YouTube is finally cracking down on videos with misinformation alleging that President Trump won the U.S. presidential election, more than a month after Joe Biden was named the projected winner.

Starting Wednesday (Dec. 9), YouTube said, it will begin removing content promoting conspiracy theories that Trump is the actual winner because voter fraud or “widespread software glitches or counting errors” (for which there is no evidence) swung the election for Biden.

The internet-video giant said it was taking the action now because Dec. 8 marked the safe-harbor deadline for the U.S. presidential election and that, at this point, enough states have certified Biden as president-elect to make the results indisputable. “Given that, we will start removing any piece of content uploaded today (or anytime after) that misleads people by alleging that widespread fraud or errors changed the outcome of the 2020 U.S. Presidential election, in line with our approach towards historical U.S. Presidential elections,” YouTube said in a blog post.

YouTube noted that news coverage and commentary discussing election fraud or voting irregularities may remain on the service “if there’s sufficient education, documentary, scientific or artistic context.”

“Our main goal going into the election season was to make sure we’re connecting people with authoritative information, while also limiting the reach of misinformation and removing harmful content,” YouTube said.

In the weeks since Biden was announced as the projected winner of the presidential election, Trump has relentlessly pushed unfounded conspiracy theories that the election was somehow “stolen” from him or “rigged.” Trump’s legal team has filed dozens of lawsuits seeking to overturn the results, halt ballot counting or block election certifications, all of which have been dismissed or withdrawn.

Until now, YouTube has not aggressively purged videos falsely claiming the U.S. election was plagued by fraud or other problems. It said its existing policies prohibit content alleging that “widespread fraud or errors changed the outcome of a historical U.S. presidential election” — but, according to YouTube, in some cases it has allowed “controversial views on the outcome or process of counting votes” of the 2020 election “as election officials have worked to finalize counts.”

Two weeks ago, a group of Democratic U.S. senators sent a letter to YouTube CEO Susan Wojcicki in which they said they had “deep concern regarding the proliferation of misinformation on your platform during and immediately following the 2020 elections and in light of the upcoming Georgia runoff elections” for the state’s two U.S. Senate seats.

Last month, YouTube enacted a one-week suspension of right-wing channel One America News Network — which has been a mouthpiece for election-malfeasance falsehoods from Trump and his supporters — but YouTube said that was because OANN violated YouTube’s ban on COVID misinformation.

According to YouTube, since September 2020, it has terminated more than 8,000 channels and “thousands of harmful and misleading elections-related videos” for violating existing policies.
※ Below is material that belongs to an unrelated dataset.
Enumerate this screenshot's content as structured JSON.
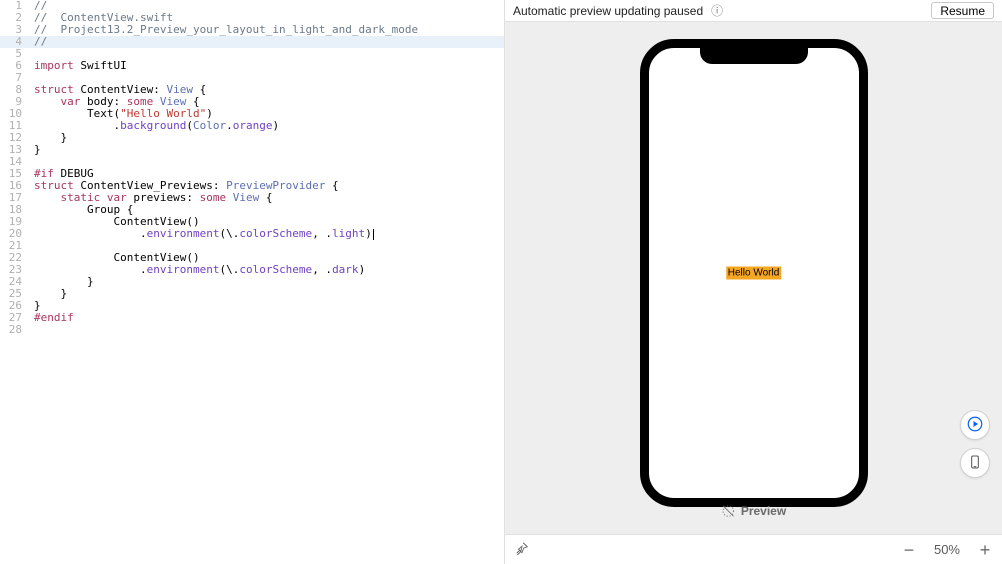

It also said more than 77% of those videos were pulled before they had accumulated 100 views (but YouTube didn’t reveal how widely others were viewed).

That said, YouTube claimed that “problematic misinformation” has represented only a fraction of 1% of viewing on the platform in the U.S. Moreover, YouTube said that on average 88% of the videos in top 10 search results related to elections came from authoritative news sources like ABC News, CBS News, CNN, NBC News and USA Today.
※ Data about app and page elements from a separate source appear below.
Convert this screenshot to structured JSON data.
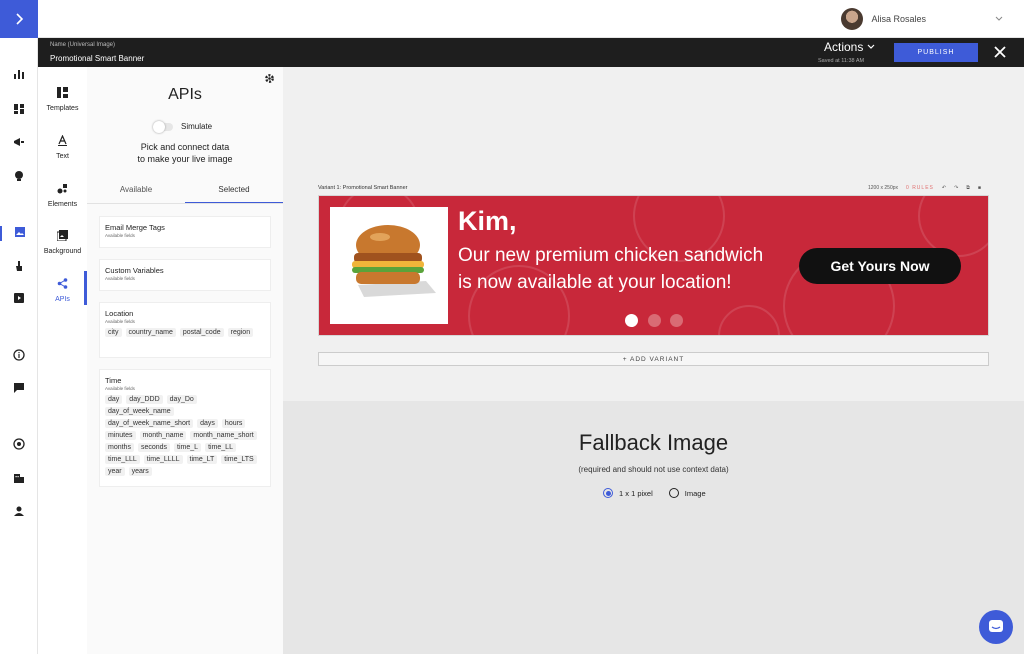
{
  "header": {
    "expand_icon": "chevron-right-icon",
    "user_name": "Alisa Rosales",
    "user_menu_icon": "chevron-down-icon"
  },
  "doc_bar": {
    "name_label": "Name (Universal Image)",
    "name": "Promotional Smart Banner",
    "actions_label": "Actions",
    "saved_text": "Saved at 11:38 AM",
    "publish_label": "PUBLISH",
    "close_icon": "close-icon"
  },
  "left_nav": {
    "icons": [
      "analytics-icon",
      "dashboard-icon",
      "campaign-icon",
      "lightbulb-icon",
      "image-icon",
      "touch-icon",
      "video-icon",
      "info-icon",
      "chat-icon",
      "target-icon",
      "building-icon",
      "person-icon"
    ]
  },
  "tools": {
    "items": [
      {
        "label": "Templates",
        "icon": "templates-icon"
      },
      {
        "label": "Text",
        "icon": "text-icon"
      },
      {
        "label": "Elements",
        "icon": "elements-icon"
      },
      {
        "label": "Background",
        "icon": "background-icon"
      },
      {
        "label": "APIs",
        "icon": "share-icon"
      }
    ],
    "selected": "APIs"
  },
  "panel": {
    "title": "APIs",
    "simulate_label": "Simulate",
    "instruction_line1": "Pick and connect data",
    "instruction_line2": "to make your live image",
    "tabs": [
      "Available",
      "Selected"
    ],
    "active_tab": "Selected",
    "cards": [
      {
        "title": "Email Merge Tags",
        "subtitle": "Available fields",
        "fields": []
      },
      {
        "title": "Custom Variables",
        "subtitle": "Available fields",
        "fields": []
      },
      {
        "title": "Location",
        "subtitle": "Available fields",
        "fields": [
          "city",
          "country_name",
          "postal_code",
          "region"
        ]
      },
      {
        "title": "Time",
        "subtitle": "Available fields",
        "fields": [
          "day",
          "day_DDD",
          "day_Do",
          "day_of_week_name",
          "day_of_week_name_short",
          "days",
          "hours",
          "minutes",
          "month_name",
          "month_name_short",
          "months",
          "seconds",
          "time_L",
          "time_LL",
          "time_LLL",
          "time_LLLL",
          "time_LT",
          "time_LTS",
          "year",
          "years"
        ]
      }
    ]
  },
  "canvas": {
    "variant_label": "Variant 1:",
    "variant_name": "Promotional Smart Banner",
    "size": "1200 x 250px",
    "rules": "0 RULES",
    "banner": {
      "name": "Kim,",
      "message": "Our new premium chicken sandwich is now available at your location!",
      "cta": "Get Yours Now",
      "background_color": "#c8283a",
      "dots_active": 1,
      "dots_total": 3
    },
    "add_variant_label": "+ ADD VARIANT"
  },
  "fallback": {
    "title": "Fallback Image",
    "subtitle": "(required and should not use context data)",
    "options": [
      "1 x 1 pixel",
      "Image"
    ],
    "selected": "1 x 1 pixel"
  },
  "colors": {
    "accent": "#3e5bd8",
    "dark_bar": "#1e1e1e",
    "banner": "#c8283a"
  }
}
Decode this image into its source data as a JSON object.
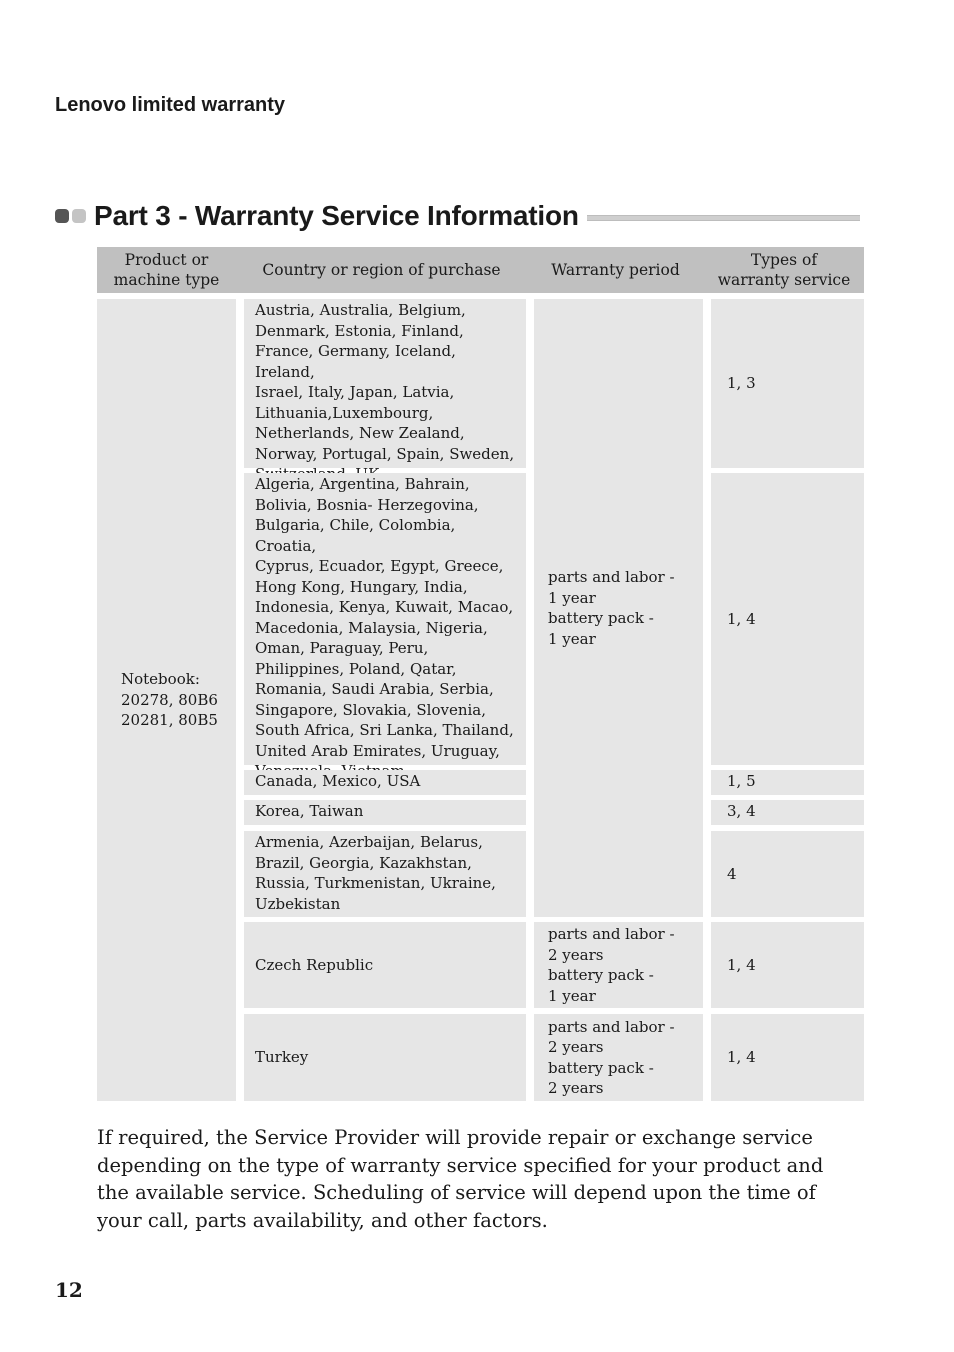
{
  "running_head": "Lenovo limited warranty",
  "section_title": "Part 3 - Warranty Service Information",
  "table": {
    "headers": [
      "Product or\nmachine type",
      "Country or region of purchase",
      "Warranty period",
      "Types of\nwarranty service"
    ],
    "product": "Notebook:\n20278, 80B6\n20281, 80B5",
    "rows": [
      {
        "countries": "Austria, Australia, Belgium,\nDenmark, Estonia, Finland,\nFrance, Germany, Iceland, Ireland,\nIsrael, Italy, Japan, Latvia,\nLithuania,Luxembourg,\nNetherlands, New Zealand,\nNorway, Portugal, Spain, Sweden,\nSwitzerland, UK",
        "service_types": "1, 3"
      },
      {
        "countries": "Algeria, Argentina, Bahrain,\nBolivia, Bosnia- Herzegovina,\nBulgaria, Chile, Colombia, Croatia,\nCyprus, Ecuador, Egypt, Greece,\nHong Kong, Hungary, India,\nIndonesia, Kenya, Kuwait, Macao,\nMacedonia, Malaysia, Nigeria,\nOman, Paraguay, Peru,\nPhilippines, Poland, Qatar,\nRomania, Saudi Arabia, Serbia,\nSingapore, Slovakia, Slovenia,\nSouth Africa, Sri Lanka, Thailand,\nUnited Arab Emirates, Uruguay,\nVenezuela, Vietnam",
        "service_types": "1, 4"
      },
      {
        "countries": "Canada, Mexico, USA",
        "service_types": "1, 5"
      },
      {
        "countries": "Korea, Taiwan",
        "service_types": "3, 4"
      },
      {
        "countries": "Armenia, Azerbaijan, Belarus,\nBrazil, Georgia, Kazakhstan,\nRussia, Turkmenistan, Ukraine,\nUzbekistan",
        "service_types": "4"
      },
      {
        "countries": "Czech Republic",
        "warranty_period": "parts and labor -\n2 years\nbattery pack -\n1 year",
        "service_types": "1, 4"
      },
      {
        "countries": "Turkey",
        "warranty_period": "parts and labor -\n2 years\nbattery pack -\n2 years",
        "service_types": "1, 4"
      }
    ],
    "shared_warranty_period": "parts and labor -\n1 year\nbattery pack -\n1 year"
  },
  "paragraph": "If required, the Service Provider will provide repair or exchange service depending on the type of warranty service specified for your product and the available service. Scheduling of service will depend upon the time of your call, parts availability, and other factors.",
  "page_number": "12"
}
YouTube also said that on more than 200,000 election-related videos, it has added information panels linking to Google’s election results feature and to the Cybersecurity & Infrastructure Security Agency’s (CISA) Rumor Control page debunking election integrity misinformation. To date, those information panels have been displayed over 4.5 billion times, per YouTube. Starting Wednesday, that information panel will now link to the the Office of the Federal Register’s 2020 Electoral College Results page.